- In the NT, Saddletail Snapper are caught in two primary methods, trap and line, and bottom trawl.
- In 2020 saddletail snapper populations were assessed individually for the first time, which was a welcome change. There are no immediate concerns for saddletail populations, though there is some concern over the increase in fishing in recent years.
- Independent observer coverage of trawl fisheries in NT indicates some bycatch of endangered or protected sawfish, dolphins and hammerhead sharks, although it is unlikely that catch levels are contributing to further declines in these species.
- Though trap and line fishing methods present very low risk to habitat, the growing trawl fishery is of some concern for potential impacts to marine habitat.
- NT Offshore Snapper Fishery (2060t in 2019)
Saddletail snapper is a tropical species found across northern Australia but fished and managed by different jurisdictions. There are commercial fisheries in QLD, NT and WA.

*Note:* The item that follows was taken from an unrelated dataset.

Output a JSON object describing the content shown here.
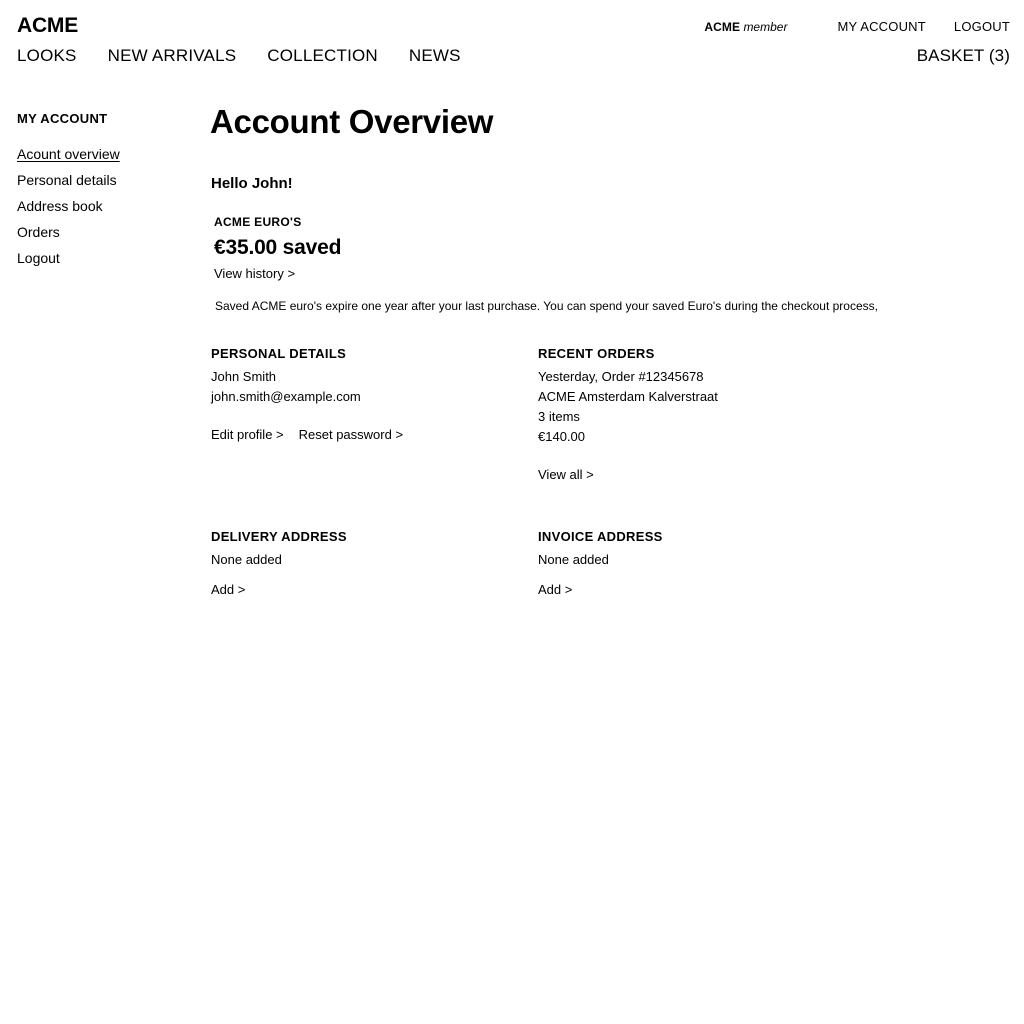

The vast majority of the catch comes from the NT trawl fishery. While there are no immediate sustainability concerns for saddletail snapper stocks in the NT, the amount of fishing has increased in recent years, and there is considerable uncertainty over whether the amount of fishing is set at a sustainable level.
The amount of trawling occurring in the NT has expanded significantly since 2011, when trawling increasingly replaced trap and line fishing as the primary source of catch.
Independent fishery observer programs are an important method of verifying protected species interactions, as well as other fishery impacts, such as the type and volume of discarded catch. Independent observer coverage of trawl fisheries in NT indicates interactions with sawfish, dolphins and hammerhead sharks, although it is unlikely the catch level is contributing to further declines in the populations of these species.
The habitat trawled in the NT is poorly understood; currently the trawled area represents less than 5% of the total area available. Improved habitat mapping is a priority and is being undertaken as part of current management actions.